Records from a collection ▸

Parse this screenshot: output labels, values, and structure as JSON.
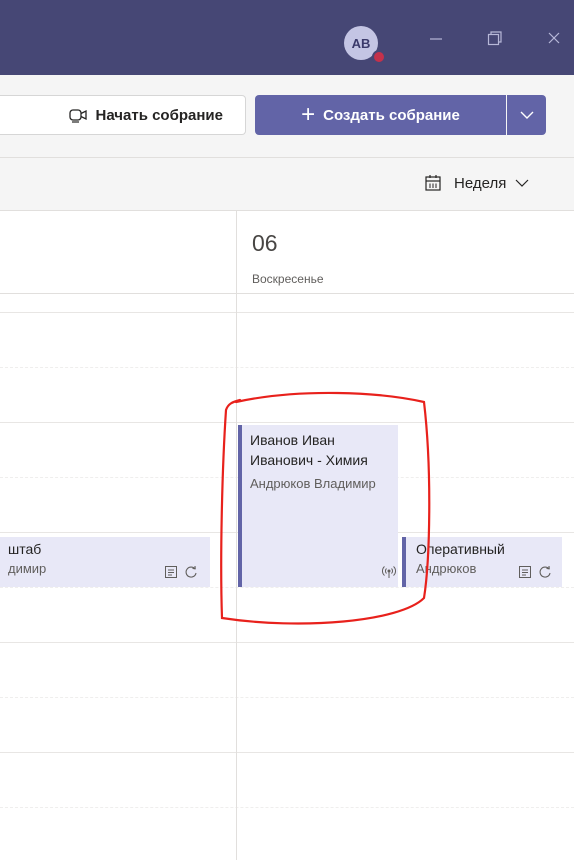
{
  "titlebar": {
    "avatar_initials": "AB",
    "minimize_icon": "minimize-icon",
    "restore_icon": "restore-icon",
    "close_icon": "close-icon"
  },
  "toolbar": {
    "start_meeting_label": "Начать собрание",
    "create_meeting_label": "Создать собрание",
    "accent_color": "#6264a7"
  },
  "viewbar": {
    "view_label": "Неделя"
  },
  "day": {
    "number": "06",
    "name": "Воскресенье"
  },
  "events": {
    "left": {
      "title": "штаб",
      "organizer": "димир"
    },
    "main": {
      "title": "Иванов Иван Иванович - Химия",
      "organizer": "Андрюков Владимир"
    },
    "right": {
      "title": "Оперативный",
      "organizer": "Андрюков"
    }
  }
}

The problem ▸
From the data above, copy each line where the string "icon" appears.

Answer for this exercise ▸
    "minimize_icon": "minimize-icon",
    "restore_icon": "restore-icon",
    "close_icon": "close-icon"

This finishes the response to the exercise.